Mobile homes offer lower-income families respite from California’s housing crisis but a fatal fire has underscored their potential as death traps.
A suspected candle or Christmas tree lights ignited a conflagration whose speed and ferocity claimed the life of a five-year-old girl and injured eight relatives in Escondido, in San Diego county, on Thursday.
The fire erupted shortly after midnight in the home of the Flores family at the Greencrest mobile home park, trapping some members inside while others escaped through windows, their pyjamas aflame.
“Mobile homes just burn faster than regular homes,” said Escondido fire battalion chief Russ Knowles. “In a regular home you have … framing and dry wall that can provide some protection and slow down the fire. But in mobile homes there is typically just panel sheeting. So it’s very common that we see them burn a lot faster. That reduces residents’ time to get out.”
The tragedy came amid further signs of a febrile property market which has driven up rents and homelessness across California. The value of homes in San Diego county reached $596bn in 2016, up 6% from the year before, according to a study by real estate database Zillow. Renters spent $9.6bn this year, up 8%.
Many lower-income families find refuge in mobile homes and recreational vehicles – avoiding the fate of the 78,000 people who live outdoors in California. Another 40,000 live in shelters and other transitional accommodation, according to the department of housing and urban development. Over a third of students in the school district which includes East Palo Alto, in the heart of Silicon Valley, are defined as homeless.
Three generations of the Flores family – six adults and four children – lived in the mobile home. Nine were at home when the blaze erupted.
“The cause is undetermined but we’re pretty sure it was electrical in nature, or a candle,” said Knowles, the fire chief. The cable or extension cord of Christmas tree lights were possible candidates. The absence of smoke detectors meant the family slept while toxic fumes and superheated air spread through the confined space, he said.
Neighbours woke to the sound of the family screaming.
“People were coming out of the windows in bare feet and in their pyjamas and smelling like burned plastic,” a neighbour, Cristina Zazueta, told the San Diego Union Tribune. “It was awful, just awful.” The house kept “bursting” with popping noises, she said.
Sandra Flores, 25, the mother of the dead girl, who has not been officially named, was distraught and screaming “get them out”, referring to children trapped inside. “I asked her where the baby was and she said she had no idea. I asked where her brother was and she said it was too dark to see,” said Zazueta.
Sandra’s father emerged with “smoke puffing off his body”, said the neighbour. She held back those who wanted to enter the inferno. “It just kept popping and I was nervous that there would be some bigger gas burst. You could feel heat popping out of the house.

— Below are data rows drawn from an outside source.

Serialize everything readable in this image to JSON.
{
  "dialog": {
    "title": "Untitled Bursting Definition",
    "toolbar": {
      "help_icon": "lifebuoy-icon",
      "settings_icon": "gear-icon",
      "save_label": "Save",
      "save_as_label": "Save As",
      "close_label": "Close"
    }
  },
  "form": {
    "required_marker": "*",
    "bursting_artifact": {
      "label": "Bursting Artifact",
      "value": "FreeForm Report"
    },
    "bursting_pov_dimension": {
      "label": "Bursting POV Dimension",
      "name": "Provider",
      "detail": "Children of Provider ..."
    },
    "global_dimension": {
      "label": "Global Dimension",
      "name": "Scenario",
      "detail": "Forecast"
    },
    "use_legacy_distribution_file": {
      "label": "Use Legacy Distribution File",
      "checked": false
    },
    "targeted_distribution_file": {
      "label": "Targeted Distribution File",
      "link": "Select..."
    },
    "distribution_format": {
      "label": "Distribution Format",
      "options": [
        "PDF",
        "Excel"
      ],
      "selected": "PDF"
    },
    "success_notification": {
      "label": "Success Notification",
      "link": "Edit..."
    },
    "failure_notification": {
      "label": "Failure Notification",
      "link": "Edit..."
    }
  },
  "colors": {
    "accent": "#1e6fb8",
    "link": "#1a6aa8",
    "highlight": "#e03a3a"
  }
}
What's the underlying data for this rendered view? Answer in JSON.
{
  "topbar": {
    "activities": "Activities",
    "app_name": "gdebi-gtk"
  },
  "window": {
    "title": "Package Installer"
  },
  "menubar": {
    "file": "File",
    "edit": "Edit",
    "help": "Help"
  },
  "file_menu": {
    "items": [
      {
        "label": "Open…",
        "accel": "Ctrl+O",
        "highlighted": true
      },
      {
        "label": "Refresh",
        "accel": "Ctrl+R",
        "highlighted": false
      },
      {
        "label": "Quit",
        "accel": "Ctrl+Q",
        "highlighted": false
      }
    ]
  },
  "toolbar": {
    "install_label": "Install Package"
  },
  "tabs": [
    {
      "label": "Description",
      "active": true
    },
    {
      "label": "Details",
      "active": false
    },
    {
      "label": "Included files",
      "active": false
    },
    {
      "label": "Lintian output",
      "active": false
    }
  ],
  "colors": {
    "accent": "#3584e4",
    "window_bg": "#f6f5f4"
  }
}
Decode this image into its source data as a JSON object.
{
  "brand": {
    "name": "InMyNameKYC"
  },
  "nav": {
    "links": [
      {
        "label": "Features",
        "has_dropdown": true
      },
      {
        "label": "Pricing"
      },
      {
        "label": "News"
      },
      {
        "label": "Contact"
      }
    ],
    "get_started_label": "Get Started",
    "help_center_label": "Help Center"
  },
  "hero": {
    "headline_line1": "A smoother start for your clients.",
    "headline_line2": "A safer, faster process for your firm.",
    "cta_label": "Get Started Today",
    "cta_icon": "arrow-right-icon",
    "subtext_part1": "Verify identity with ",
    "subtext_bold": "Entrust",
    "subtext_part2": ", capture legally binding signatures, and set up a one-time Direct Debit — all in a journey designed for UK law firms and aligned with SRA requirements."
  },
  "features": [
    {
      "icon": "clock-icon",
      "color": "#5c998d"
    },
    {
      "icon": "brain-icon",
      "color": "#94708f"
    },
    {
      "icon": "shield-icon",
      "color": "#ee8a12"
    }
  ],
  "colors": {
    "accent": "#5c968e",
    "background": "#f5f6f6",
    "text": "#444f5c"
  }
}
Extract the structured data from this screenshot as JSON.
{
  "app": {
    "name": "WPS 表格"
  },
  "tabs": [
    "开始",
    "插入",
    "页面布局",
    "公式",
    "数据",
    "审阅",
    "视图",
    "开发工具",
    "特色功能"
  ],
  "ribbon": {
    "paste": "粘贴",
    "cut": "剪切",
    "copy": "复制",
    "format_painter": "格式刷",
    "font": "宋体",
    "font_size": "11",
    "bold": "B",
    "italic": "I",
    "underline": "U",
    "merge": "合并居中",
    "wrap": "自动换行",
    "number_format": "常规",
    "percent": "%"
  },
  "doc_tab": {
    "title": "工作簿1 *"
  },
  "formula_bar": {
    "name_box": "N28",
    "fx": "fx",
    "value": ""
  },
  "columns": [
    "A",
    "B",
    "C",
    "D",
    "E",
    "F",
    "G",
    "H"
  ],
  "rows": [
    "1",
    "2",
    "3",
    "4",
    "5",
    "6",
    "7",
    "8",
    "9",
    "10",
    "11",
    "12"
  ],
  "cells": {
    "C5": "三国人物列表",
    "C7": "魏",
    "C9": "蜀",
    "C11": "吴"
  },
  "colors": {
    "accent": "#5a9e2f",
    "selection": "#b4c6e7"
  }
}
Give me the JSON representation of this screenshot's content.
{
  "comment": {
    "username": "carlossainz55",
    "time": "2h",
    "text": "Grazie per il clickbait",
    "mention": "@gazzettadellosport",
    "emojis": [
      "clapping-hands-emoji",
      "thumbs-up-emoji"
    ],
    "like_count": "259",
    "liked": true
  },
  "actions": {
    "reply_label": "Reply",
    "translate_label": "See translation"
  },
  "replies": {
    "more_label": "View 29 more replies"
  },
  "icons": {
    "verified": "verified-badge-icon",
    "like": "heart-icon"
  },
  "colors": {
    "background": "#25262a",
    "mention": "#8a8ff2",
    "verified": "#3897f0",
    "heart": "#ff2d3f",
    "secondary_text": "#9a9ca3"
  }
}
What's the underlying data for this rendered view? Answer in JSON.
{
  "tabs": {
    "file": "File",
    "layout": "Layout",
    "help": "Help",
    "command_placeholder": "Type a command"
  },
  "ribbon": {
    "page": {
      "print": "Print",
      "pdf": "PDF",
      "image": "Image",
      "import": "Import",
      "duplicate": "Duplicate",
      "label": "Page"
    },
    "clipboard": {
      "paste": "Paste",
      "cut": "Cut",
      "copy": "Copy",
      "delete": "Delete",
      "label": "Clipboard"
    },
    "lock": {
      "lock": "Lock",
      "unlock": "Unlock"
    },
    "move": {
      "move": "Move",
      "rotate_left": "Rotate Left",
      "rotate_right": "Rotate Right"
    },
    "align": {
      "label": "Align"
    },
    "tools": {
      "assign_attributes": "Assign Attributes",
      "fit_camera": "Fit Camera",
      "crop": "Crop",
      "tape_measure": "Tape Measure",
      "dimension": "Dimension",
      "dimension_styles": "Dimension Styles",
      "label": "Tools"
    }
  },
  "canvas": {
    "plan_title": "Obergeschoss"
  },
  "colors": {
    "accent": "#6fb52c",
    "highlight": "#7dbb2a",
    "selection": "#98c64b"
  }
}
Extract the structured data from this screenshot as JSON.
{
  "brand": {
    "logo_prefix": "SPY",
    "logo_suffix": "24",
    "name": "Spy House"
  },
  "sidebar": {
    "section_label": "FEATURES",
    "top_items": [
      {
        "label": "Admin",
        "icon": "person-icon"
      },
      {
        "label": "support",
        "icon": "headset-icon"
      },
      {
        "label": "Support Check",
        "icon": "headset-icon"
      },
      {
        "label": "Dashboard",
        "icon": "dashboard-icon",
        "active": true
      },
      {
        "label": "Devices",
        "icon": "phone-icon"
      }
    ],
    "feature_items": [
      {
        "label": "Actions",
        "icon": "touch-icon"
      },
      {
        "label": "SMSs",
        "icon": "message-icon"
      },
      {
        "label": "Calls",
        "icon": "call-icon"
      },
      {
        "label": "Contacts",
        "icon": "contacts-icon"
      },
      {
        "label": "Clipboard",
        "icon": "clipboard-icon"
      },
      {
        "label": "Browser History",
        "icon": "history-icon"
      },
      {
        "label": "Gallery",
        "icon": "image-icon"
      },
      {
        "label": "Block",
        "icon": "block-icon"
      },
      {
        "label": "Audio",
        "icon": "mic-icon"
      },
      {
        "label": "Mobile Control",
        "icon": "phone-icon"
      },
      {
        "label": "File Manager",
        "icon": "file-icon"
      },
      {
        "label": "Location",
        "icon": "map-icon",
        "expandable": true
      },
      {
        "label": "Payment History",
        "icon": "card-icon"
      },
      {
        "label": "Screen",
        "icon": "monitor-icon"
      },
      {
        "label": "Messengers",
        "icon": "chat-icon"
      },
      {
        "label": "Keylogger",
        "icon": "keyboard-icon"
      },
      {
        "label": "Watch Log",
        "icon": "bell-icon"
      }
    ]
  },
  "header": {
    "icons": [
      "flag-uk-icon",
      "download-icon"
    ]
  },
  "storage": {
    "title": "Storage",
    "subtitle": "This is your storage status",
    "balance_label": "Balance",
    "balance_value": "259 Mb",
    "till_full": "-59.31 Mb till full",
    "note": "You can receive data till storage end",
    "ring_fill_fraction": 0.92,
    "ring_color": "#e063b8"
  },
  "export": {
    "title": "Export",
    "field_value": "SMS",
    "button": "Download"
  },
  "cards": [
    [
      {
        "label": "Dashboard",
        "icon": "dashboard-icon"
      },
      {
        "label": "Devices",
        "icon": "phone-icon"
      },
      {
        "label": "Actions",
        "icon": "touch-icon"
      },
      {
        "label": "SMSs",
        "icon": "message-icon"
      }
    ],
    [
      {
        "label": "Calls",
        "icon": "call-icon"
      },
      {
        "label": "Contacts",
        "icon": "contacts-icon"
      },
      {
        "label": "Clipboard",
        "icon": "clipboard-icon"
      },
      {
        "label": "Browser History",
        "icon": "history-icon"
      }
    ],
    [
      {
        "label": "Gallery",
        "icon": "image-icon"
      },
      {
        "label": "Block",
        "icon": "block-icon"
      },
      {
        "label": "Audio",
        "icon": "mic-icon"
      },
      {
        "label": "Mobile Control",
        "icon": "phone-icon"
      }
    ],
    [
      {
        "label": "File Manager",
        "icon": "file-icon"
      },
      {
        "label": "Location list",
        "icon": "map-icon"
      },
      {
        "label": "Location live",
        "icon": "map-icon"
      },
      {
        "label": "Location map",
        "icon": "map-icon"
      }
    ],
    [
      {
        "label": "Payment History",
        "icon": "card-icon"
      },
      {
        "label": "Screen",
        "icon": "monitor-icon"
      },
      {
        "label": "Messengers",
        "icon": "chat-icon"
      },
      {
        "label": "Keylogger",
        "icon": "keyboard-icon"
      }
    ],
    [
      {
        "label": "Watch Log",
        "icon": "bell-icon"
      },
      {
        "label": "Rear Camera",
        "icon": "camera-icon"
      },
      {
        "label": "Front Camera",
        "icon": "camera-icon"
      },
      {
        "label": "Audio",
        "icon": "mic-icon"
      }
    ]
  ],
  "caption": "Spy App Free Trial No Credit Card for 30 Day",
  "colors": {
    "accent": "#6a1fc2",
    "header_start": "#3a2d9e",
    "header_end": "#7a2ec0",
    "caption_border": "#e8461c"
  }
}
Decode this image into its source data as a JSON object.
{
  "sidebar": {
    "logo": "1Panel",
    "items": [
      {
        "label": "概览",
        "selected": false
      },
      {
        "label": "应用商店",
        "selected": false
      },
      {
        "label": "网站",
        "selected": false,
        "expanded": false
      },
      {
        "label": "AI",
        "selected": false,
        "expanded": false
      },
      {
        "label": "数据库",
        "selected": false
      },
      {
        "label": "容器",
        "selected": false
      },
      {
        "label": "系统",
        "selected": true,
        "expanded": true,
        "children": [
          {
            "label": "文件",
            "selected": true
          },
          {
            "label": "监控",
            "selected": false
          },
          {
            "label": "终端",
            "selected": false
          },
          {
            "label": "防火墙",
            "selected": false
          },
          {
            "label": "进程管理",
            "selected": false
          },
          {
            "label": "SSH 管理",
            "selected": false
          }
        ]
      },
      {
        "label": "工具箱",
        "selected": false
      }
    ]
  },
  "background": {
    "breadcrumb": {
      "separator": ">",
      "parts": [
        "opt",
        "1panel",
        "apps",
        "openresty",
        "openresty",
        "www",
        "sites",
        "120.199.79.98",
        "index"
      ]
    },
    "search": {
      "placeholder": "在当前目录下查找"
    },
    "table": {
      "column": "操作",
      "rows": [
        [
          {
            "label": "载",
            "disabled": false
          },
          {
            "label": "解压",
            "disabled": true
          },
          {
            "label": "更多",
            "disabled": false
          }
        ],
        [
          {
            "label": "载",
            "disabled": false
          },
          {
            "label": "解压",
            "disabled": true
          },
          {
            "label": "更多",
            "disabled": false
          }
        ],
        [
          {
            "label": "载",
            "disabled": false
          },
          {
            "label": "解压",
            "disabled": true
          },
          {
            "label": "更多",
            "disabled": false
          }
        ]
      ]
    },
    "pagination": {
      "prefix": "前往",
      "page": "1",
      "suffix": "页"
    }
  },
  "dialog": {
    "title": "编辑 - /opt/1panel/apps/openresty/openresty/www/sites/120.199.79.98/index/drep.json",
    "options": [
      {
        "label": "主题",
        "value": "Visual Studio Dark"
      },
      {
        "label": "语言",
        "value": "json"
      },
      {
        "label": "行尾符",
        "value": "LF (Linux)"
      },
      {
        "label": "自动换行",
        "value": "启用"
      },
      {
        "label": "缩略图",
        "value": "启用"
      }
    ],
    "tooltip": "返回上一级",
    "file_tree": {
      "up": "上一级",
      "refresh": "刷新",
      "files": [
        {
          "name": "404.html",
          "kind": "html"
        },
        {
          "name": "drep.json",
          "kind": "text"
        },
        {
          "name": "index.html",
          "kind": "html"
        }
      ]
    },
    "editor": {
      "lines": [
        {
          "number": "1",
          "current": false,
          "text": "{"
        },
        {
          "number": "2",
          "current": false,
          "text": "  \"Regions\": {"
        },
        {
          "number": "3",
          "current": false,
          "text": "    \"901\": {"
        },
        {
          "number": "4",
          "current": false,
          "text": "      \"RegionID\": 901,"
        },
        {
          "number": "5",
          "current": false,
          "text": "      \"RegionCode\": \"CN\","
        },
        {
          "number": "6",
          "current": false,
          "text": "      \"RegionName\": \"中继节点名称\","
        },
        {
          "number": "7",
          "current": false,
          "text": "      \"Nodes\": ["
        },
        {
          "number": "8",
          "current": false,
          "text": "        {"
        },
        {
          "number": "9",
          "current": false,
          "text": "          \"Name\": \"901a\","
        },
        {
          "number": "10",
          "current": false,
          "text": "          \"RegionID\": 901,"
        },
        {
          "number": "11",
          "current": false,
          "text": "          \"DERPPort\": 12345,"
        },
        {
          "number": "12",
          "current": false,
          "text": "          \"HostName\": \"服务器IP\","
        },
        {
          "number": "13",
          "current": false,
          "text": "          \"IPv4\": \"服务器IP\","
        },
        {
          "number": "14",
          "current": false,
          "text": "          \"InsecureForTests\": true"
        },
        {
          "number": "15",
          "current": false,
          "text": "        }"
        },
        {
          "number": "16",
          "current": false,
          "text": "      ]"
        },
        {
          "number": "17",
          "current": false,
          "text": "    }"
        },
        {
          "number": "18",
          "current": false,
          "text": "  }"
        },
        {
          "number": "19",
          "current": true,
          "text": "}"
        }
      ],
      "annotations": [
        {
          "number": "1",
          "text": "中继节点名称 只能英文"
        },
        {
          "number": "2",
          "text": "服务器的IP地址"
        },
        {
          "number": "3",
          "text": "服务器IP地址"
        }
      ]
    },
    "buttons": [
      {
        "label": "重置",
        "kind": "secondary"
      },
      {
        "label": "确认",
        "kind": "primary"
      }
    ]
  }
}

Everybody was standing so close so I kept grabbing them to keep them away.”
The house “lit up”, with fire coming from every window, said Zazueta. “I didn’t know what to do. All I could do was retreat them away from the house as best I could.”
Firefighters risked their lives to suppress the flames and try to save those inside, said Knowles. “We see a lot of different things throughout our careers but nothing is more dramatic than putting out a structure fire and have people yell and tell us there are people trapped inside. We have to set aside emotions and focus on the job.”
The eight survivors were treated for smoke inhalation and other injuries.
A Gofundme.com page set up by a friend to help pay for funeral and medical costs swiftly exceeded its $30,000 target. Donors called the family sweet, kind and hard-working.